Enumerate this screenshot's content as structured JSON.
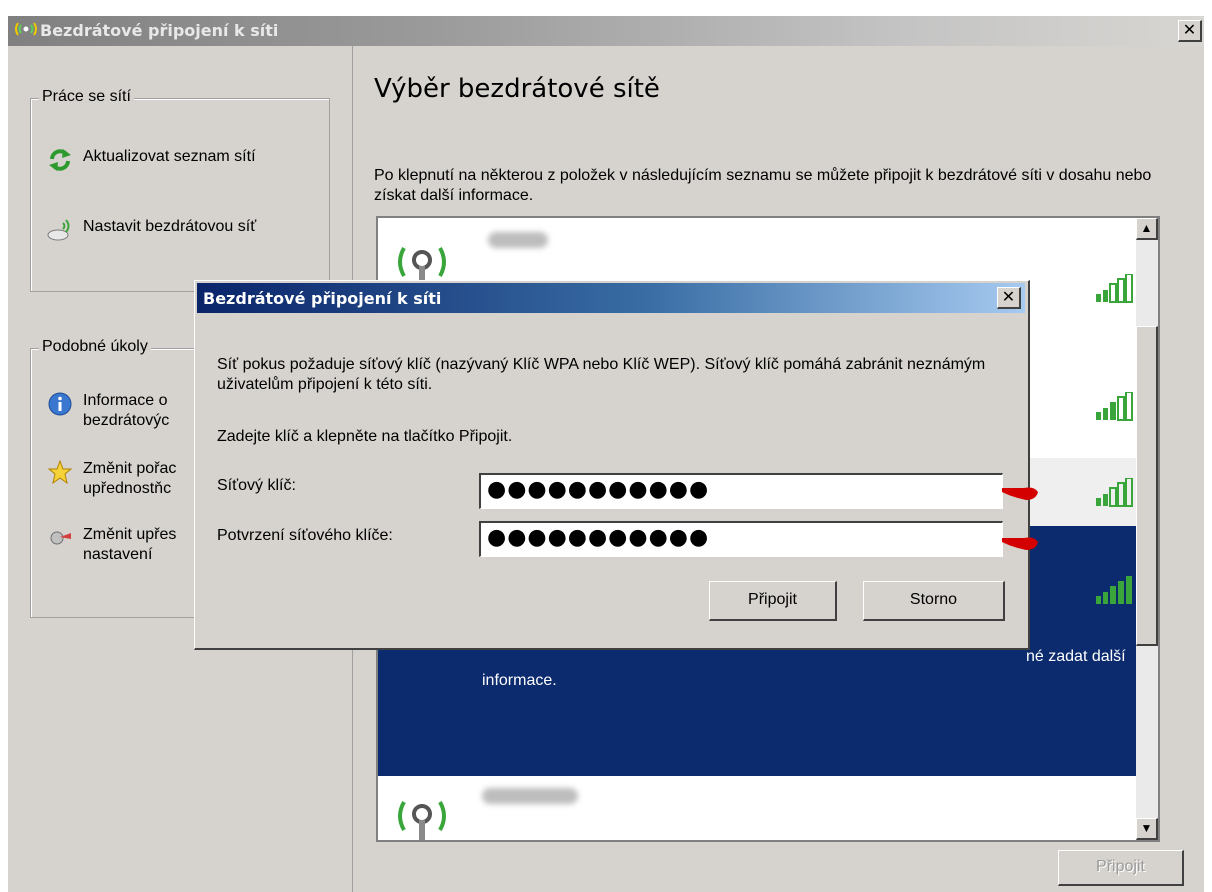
{
  "window": {
    "title": "Bezdrátové připojení k síti",
    "close_label": "✕"
  },
  "left": {
    "network_tasks": {
      "legend": "Práce se sítí",
      "items": [
        {
          "label": "Aktualizovat seznam sítí",
          "icon": "refresh-icon"
        },
        {
          "label": "Nastavit bezdrátovou síť",
          "icon": "wireless-setup-icon"
        }
      ]
    },
    "related_tasks": {
      "legend": "Podobné úkoly",
      "items": [
        {
          "label_line1": "Informace o",
          "label_line2": "bezdrátovýc",
          "icon": "info-icon"
        },
        {
          "label_line1": "Změnit pořac",
          "label_line2": "upřednostňc",
          "icon": "star-icon"
        },
        {
          "label_line1": "Změnit upřes",
          "label_line2": "nastavení",
          "icon": "settings-icon"
        }
      ]
    }
  },
  "main": {
    "heading": "Výběr bezdrátové sítě",
    "intro": "Po klepnutí na některou z položek v následujícím seznamu se můžete připojit k bezdrátové síti v dosahu nebo získat další informace.",
    "selected_text_fragment": "né zadat další",
    "selected_text_line2": "informace.",
    "connect_button": "Připojit"
  },
  "dialog": {
    "title": "Bezdrátové připojení k síti",
    "close_label": "✕",
    "message": "Síť pokus požaduje síťový klíč (nazývaný Klíč WPA nebo Klíč WEP). Síťový klíč pomáhá zabránit neznámým uživatelům připojení k této síti.",
    "instruction": "Zadejte klíč a klepněte na tlačítko Připojit.",
    "key_label": "Síťový klíč:",
    "key_value": "●●●●●●●●●●●",
    "confirm_label": "Potvrzení síťového klíče:",
    "confirm_value": "●●●●●●●●●●●",
    "connect": "Připojit",
    "cancel": "Storno"
  },
  "colors": {
    "selection": "#0c2a6e",
    "signal_green": "#3aa53a",
    "pointer_red": "#d40000"
  }
}
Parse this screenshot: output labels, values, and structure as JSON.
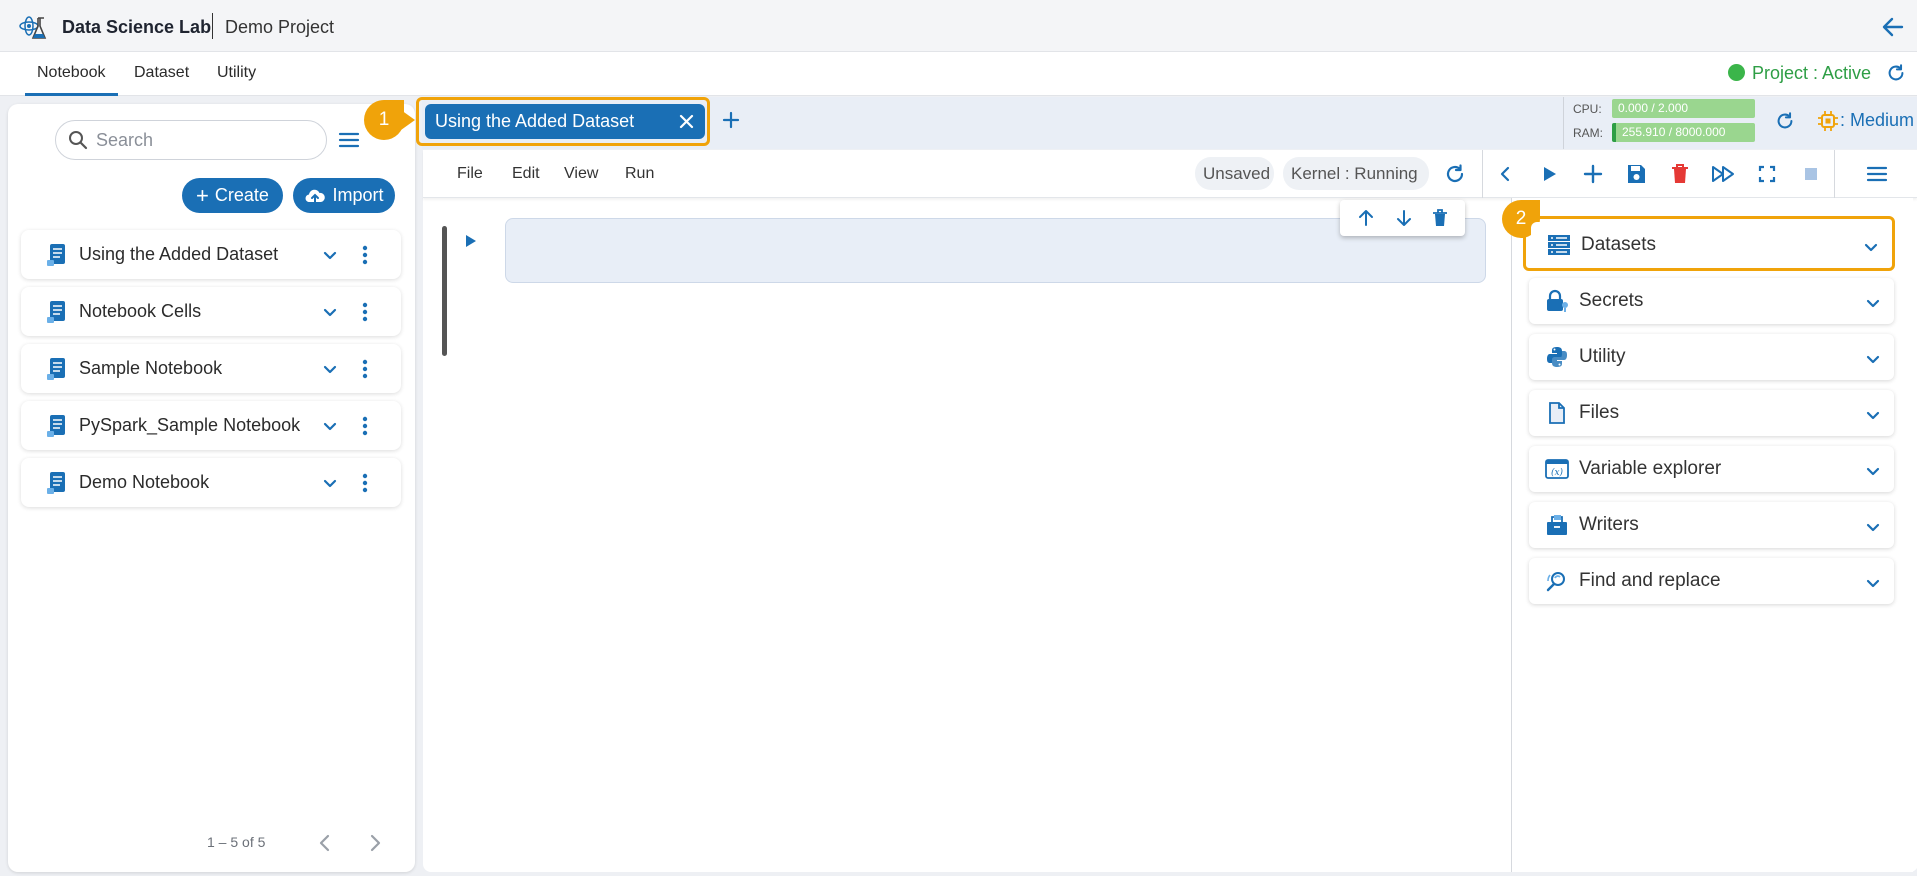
{
  "app": {
    "title": "Data Science Lab",
    "project": "Demo Project"
  },
  "menu_tabs": [
    {
      "label": "Notebook",
      "active": true
    },
    {
      "label": "Dataset",
      "active": false
    },
    {
      "label": "Utility",
      "active": false
    }
  ],
  "project_status": {
    "label": "Project : Active",
    "color": "#3bb54a"
  },
  "search": {
    "placeholder": "Search"
  },
  "actions": {
    "create": "Create",
    "import": "Import"
  },
  "notebooks": [
    {
      "label": "Using the Added Dataset"
    },
    {
      "label": "Notebook Cells"
    },
    {
      "label": "Sample Notebook"
    },
    {
      "label": "PySpark_Sample Notebook"
    },
    {
      "label": "Demo Notebook"
    }
  ],
  "pager": {
    "text": "1 – 5 of 5"
  },
  "editor_tabs": [
    {
      "label": "Using the Added Dataset",
      "active": true
    }
  ],
  "annotations": [
    {
      "label": "1"
    },
    {
      "label": "2"
    }
  ],
  "resources": {
    "cpu_label": "CPU:",
    "cpu_value": "0.000 / 2.000",
    "ram_label": "RAM:",
    "ram_value": "255.910 / 8000.000",
    "size": ": Medium"
  },
  "toolbar": {
    "menus": [
      {
        "label": "File"
      },
      {
        "label": "Edit"
      },
      {
        "label": "View"
      },
      {
        "label": "Run"
      }
    ],
    "save_state": "Unsaved",
    "kernel_status": "Kernel : Running"
  },
  "right_panel": {
    "sections": [
      {
        "label": "Datasets",
        "icon": "datasets-icon",
        "highlighted": true
      },
      {
        "label": "Secrets",
        "icon": "secrets-icon"
      },
      {
        "label": "Utility",
        "icon": "python-icon"
      },
      {
        "label": "Files",
        "icon": "file-icon"
      },
      {
        "label": "Variable explorer",
        "icon": "variable-explorer-icon"
      },
      {
        "label": "Writers",
        "icon": "writers-icon"
      },
      {
        "label": "Find and replace",
        "icon": "find-replace-icon"
      }
    ]
  },
  "colors": {
    "primary": "#1a6fb5",
    "highlight": "#f0a30a",
    "danger": "#e53935",
    "resource_bar": "#9ad68f"
  }
}
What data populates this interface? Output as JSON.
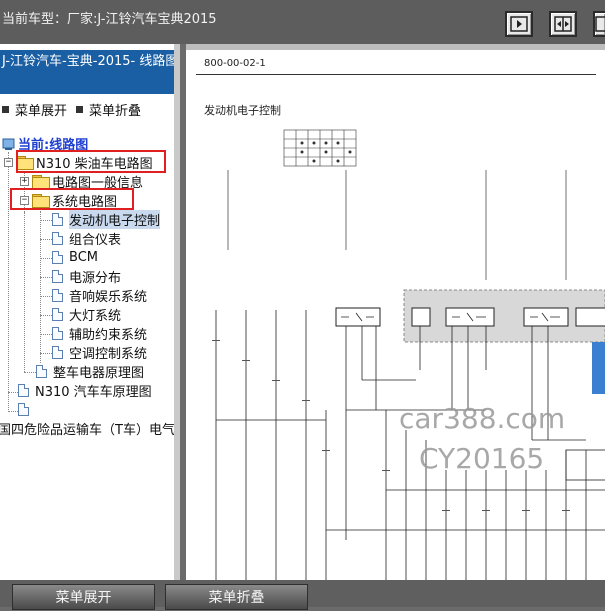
{
  "titlebar": {
    "title": "当前车型：厂家:J-江铃汽车宝典2015"
  },
  "toolbar": {
    "icons": [
      "collapse-right-icon",
      "split-view-icon",
      "fullscreen-icon"
    ]
  },
  "leftpanel": {
    "header": "J-江铃汽车-宝典-2015- 线路图.",
    "menu": {
      "expand": "菜单展开",
      "collapse": "菜单折叠"
    },
    "tree": {
      "root": "当前:线路图",
      "n310_diesel": "N310 柴油车电路图",
      "general_info": "电路图一般信息",
      "system_diagram": "系统电路图",
      "items": [
        "发动机电子控制",
        "组合仪表",
        "BCM",
        "电源分布",
        "音响娱乐系统",
        "大灯系统",
        "辅助约束系统",
        "空调控制系统"
      ],
      "vehicle_principle": "整车电器原理图",
      "n310_principle": "N310 汽车车原理图",
      "blank": "",
      "hazmat": "国四危险品运输车（T车）电气"
    }
  },
  "document": {
    "page_no": "800-00-02-1",
    "section": "发动机电子控制",
    "watermark1": "car388.com",
    "watermark2": "CY20165"
  },
  "bottombar": {
    "expand": "菜单展开",
    "collapse": "菜单折叠"
  },
  "colors": {
    "header_blue": "#1a5fa3",
    "highlight_red": "#e02020",
    "selection": "#c9d9ee"
  }
}
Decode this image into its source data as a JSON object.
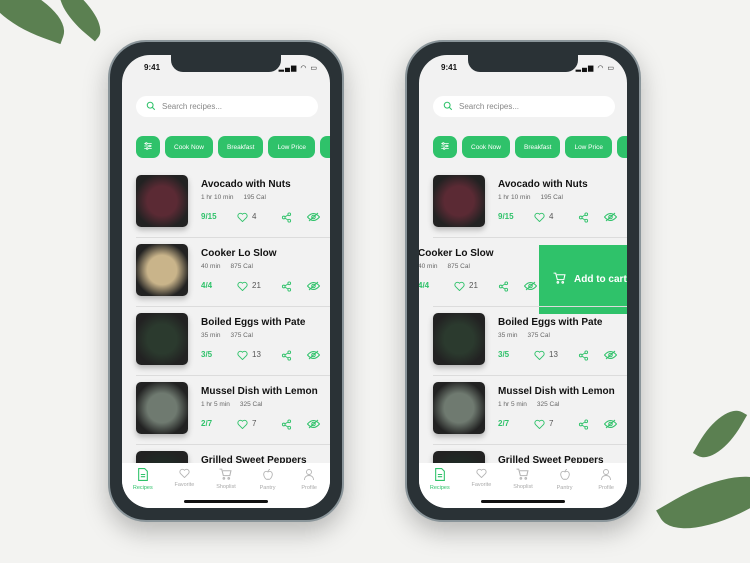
{
  "colors": {
    "accent": "#2fc26a",
    "background": "#f3f3f1"
  },
  "phones": [
    {
      "status_time": "9:41",
      "search_placeholder": "Search recipes...",
      "chips": [
        "Cook Now",
        "Breakfast",
        "Low Price"
      ],
      "recipes": [
        {
          "title": "Avocado with Nuts",
          "time": "1 hr 10 min",
          "cal": "195 Cal",
          "progress": "9/15",
          "likes": "4",
          "img": "#5b2a34"
        },
        {
          "title": "Cooker Lo Slow",
          "time": "40 min",
          "cal": "875 Cal",
          "progress": "4/4",
          "likes": "21",
          "img": "#c9b48a"
        },
        {
          "title": "Boiled Eggs with Pate",
          "time": "35 min",
          "cal": "375 Cal",
          "progress": "3/5",
          "likes": "13",
          "img": "#2b3a2e"
        },
        {
          "title": "Mussel Dish with Lemon",
          "time": "1 hr 5 min",
          "cal": "325 Cal",
          "progress": "2/7",
          "likes": "7",
          "img": "#6f7a70"
        },
        {
          "title": "Grilled Sweet Peppers",
          "time": "",
          "cal": "",
          "progress": "",
          "likes": "",
          "img": "#1f2a25"
        }
      ],
      "tabs": [
        {
          "label": "Recipes",
          "icon": "document-icon",
          "active": true
        },
        {
          "label": "Favorite",
          "icon": "heart-icon"
        },
        {
          "label": "Shoplist",
          "icon": "cart-icon"
        },
        {
          "label": "Pantry",
          "icon": "apple-icon"
        },
        {
          "label": "Profile",
          "icon": "person-icon"
        }
      ]
    },
    {
      "status_time": "9:41",
      "search_placeholder": "Search recipes...",
      "chips": [
        "Cook Now",
        "Breakfast",
        "Low Price"
      ],
      "recipes": [
        {
          "title": "Avocado with Nuts",
          "time": "1 hr 10 min",
          "cal": "195 Cal",
          "progress": "9/15",
          "likes": "4",
          "img": "#5b2a34"
        },
        {
          "title": "Cooker Lo Slow",
          "time": "40 min",
          "cal": "875 Cal",
          "progress": "4/4",
          "likes": "21",
          "img": "#c9b48a",
          "swiped": true
        },
        {
          "title": "Boiled Eggs with Pate",
          "time": "35 min",
          "cal": "375 Cal",
          "progress": "3/5",
          "likes": "13",
          "img": "#2b3a2e"
        },
        {
          "title": "Mussel Dish with Lemon",
          "time": "1 hr 5 min",
          "cal": "325 Cal",
          "progress": "2/7",
          "likes": "7",
          "img": "#6f7a70"
        },
        {
          "title": "Grilled Sweet Peppers",
          "time": "",
          "cal": "",
          "progress": "",
          "likes": "",
          "img": "#1f2a25"
        }
      ],
      "swipe_action": "Add to cart",
      "tabs": [
        {
          "label": "Recipes",
          "icon": "document-icon",
          "active": true
        },
        {
          "label": "Favorite",
          "icon": "heart-icon"
        },
        {
          "label": "Shoplist",
          "icon": "cart-icon"
        },
        {
          "label": "Pantry",
          "icon": "apple-icon"
        },
        {
          "label": "Profile",
          "icon": "person-icon"
        }
      ]
    }
  ]
}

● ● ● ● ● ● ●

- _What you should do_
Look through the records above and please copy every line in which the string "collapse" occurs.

- _Reply_
      "collapse-right-icon",
      "collapse": "菜单折叠"
    "collapse": "菜单折叠"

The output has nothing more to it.